ABOUT THIS EXERCISE.
For the word "default", return each line of the data in which it occurs.

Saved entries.
= = = = =

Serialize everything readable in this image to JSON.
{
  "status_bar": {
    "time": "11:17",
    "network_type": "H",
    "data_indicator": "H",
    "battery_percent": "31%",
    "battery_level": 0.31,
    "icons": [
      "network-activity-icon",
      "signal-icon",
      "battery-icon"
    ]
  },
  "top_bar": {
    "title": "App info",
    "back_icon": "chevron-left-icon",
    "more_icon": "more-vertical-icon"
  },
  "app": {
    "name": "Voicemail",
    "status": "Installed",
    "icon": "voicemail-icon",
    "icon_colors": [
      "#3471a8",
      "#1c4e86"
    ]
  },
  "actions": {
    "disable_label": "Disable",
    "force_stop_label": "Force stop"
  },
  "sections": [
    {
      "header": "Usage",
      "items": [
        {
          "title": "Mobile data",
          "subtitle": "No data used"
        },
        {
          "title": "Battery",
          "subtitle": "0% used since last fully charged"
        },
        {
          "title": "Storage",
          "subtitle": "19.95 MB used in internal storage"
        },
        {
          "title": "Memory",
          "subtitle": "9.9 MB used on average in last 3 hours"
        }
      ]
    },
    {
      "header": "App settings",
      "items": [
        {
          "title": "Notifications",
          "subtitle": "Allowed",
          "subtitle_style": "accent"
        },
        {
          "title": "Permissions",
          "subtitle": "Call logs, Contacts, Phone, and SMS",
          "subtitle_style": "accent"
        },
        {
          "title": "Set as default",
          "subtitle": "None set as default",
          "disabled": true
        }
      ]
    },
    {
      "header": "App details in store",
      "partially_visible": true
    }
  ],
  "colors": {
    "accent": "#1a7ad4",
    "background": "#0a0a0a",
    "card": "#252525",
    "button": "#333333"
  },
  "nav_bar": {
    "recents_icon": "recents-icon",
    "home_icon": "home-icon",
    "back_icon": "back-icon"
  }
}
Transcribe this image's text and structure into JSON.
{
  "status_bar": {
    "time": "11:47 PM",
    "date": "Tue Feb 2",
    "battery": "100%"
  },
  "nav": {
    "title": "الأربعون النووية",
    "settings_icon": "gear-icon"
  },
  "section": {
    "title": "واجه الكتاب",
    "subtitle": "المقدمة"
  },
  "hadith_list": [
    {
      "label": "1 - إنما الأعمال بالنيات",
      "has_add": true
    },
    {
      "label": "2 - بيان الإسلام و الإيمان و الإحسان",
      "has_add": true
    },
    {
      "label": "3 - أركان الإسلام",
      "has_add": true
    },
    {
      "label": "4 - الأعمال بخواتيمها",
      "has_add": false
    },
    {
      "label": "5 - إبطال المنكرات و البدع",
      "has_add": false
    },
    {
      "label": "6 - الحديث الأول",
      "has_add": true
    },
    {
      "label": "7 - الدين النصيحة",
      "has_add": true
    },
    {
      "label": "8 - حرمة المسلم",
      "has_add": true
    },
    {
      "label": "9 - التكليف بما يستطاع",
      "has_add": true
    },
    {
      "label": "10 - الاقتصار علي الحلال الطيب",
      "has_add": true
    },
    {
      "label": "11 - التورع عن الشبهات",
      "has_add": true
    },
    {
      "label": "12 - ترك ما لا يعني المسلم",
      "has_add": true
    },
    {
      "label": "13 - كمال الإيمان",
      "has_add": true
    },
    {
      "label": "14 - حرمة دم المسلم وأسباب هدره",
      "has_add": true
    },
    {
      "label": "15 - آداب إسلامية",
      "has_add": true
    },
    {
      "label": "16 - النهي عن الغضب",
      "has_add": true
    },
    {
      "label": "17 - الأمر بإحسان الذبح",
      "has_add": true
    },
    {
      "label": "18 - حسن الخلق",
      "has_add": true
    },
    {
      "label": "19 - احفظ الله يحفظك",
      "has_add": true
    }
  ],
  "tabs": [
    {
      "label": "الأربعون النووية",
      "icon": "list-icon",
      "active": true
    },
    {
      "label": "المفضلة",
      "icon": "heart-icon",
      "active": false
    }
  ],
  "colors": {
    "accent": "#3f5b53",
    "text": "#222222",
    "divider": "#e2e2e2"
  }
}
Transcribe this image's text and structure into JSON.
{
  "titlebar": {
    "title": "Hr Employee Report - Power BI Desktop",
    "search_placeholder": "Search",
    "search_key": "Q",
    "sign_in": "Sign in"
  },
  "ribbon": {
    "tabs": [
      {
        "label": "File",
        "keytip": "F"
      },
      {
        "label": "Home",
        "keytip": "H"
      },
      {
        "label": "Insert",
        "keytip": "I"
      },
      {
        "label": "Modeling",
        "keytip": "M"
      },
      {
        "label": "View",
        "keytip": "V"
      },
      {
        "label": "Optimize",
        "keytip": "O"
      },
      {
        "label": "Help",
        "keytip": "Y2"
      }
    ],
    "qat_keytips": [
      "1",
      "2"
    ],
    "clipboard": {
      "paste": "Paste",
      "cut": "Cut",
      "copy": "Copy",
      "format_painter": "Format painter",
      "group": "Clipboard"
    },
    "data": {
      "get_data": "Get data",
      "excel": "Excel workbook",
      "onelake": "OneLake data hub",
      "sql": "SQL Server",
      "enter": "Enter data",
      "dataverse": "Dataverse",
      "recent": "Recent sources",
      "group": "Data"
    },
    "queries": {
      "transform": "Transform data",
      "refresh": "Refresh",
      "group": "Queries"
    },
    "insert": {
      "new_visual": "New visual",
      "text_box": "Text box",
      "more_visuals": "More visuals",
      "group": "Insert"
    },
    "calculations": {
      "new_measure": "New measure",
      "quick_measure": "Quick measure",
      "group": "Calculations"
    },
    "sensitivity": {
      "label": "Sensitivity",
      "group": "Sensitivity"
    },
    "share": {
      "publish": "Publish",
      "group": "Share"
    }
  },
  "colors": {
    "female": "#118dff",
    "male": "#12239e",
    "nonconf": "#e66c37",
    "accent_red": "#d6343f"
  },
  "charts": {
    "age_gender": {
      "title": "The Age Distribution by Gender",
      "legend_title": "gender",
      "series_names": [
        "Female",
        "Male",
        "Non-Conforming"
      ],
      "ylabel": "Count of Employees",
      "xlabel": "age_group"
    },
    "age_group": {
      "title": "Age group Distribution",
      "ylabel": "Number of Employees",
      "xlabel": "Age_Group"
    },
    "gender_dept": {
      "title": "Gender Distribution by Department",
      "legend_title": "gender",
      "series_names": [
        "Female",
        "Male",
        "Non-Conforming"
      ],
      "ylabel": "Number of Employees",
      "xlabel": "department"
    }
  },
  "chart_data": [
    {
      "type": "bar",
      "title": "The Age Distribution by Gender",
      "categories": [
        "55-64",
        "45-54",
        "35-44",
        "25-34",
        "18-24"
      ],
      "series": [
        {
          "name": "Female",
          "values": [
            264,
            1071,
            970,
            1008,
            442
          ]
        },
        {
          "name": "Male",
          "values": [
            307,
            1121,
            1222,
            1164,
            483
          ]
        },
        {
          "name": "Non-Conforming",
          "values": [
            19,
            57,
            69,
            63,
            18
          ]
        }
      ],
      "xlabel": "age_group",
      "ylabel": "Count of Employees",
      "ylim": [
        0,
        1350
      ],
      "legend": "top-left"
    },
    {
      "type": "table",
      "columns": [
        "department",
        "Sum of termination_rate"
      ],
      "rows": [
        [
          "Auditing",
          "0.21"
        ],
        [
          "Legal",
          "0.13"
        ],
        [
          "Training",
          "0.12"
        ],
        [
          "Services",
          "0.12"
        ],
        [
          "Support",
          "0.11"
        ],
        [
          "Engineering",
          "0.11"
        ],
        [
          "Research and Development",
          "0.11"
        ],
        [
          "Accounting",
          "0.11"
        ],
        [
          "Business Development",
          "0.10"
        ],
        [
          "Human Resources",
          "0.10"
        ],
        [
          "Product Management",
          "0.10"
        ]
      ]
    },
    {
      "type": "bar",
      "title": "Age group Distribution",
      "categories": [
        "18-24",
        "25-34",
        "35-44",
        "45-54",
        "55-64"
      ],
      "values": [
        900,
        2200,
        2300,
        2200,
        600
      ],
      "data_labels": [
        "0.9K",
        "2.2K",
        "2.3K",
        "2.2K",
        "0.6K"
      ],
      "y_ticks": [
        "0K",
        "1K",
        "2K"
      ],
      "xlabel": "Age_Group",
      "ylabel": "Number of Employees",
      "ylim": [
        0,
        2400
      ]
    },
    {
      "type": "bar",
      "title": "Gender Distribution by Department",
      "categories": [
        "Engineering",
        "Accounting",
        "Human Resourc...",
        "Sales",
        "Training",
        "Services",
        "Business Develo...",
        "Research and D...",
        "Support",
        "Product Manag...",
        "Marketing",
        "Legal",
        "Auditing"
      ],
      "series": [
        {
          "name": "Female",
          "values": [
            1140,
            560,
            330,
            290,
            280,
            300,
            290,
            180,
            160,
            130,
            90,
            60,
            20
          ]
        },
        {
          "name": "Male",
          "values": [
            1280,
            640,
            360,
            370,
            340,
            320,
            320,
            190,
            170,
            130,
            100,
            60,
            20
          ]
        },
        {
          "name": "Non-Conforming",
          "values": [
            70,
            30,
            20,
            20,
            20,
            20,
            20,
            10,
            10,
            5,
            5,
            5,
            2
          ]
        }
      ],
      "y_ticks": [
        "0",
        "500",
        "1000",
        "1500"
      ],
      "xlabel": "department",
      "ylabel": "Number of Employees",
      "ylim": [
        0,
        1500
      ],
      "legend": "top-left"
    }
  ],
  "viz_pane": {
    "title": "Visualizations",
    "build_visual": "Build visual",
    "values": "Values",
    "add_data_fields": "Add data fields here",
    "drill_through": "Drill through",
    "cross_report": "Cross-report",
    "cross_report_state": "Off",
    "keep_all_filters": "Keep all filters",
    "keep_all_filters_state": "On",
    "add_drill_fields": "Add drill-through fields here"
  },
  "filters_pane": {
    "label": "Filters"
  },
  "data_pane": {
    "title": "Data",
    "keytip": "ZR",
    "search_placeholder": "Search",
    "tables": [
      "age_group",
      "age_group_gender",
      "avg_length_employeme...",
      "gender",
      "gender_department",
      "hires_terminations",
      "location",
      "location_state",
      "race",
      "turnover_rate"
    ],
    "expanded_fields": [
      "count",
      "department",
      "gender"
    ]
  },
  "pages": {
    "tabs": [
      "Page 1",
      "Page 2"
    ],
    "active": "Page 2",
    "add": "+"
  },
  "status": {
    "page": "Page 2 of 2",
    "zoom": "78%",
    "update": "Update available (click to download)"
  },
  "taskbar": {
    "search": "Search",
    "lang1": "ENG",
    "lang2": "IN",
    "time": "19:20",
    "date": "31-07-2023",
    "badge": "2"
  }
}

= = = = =

ANSWER TO THIS EXERCISE.
          "title": "Set as default",
          "subtitle": "None set as default",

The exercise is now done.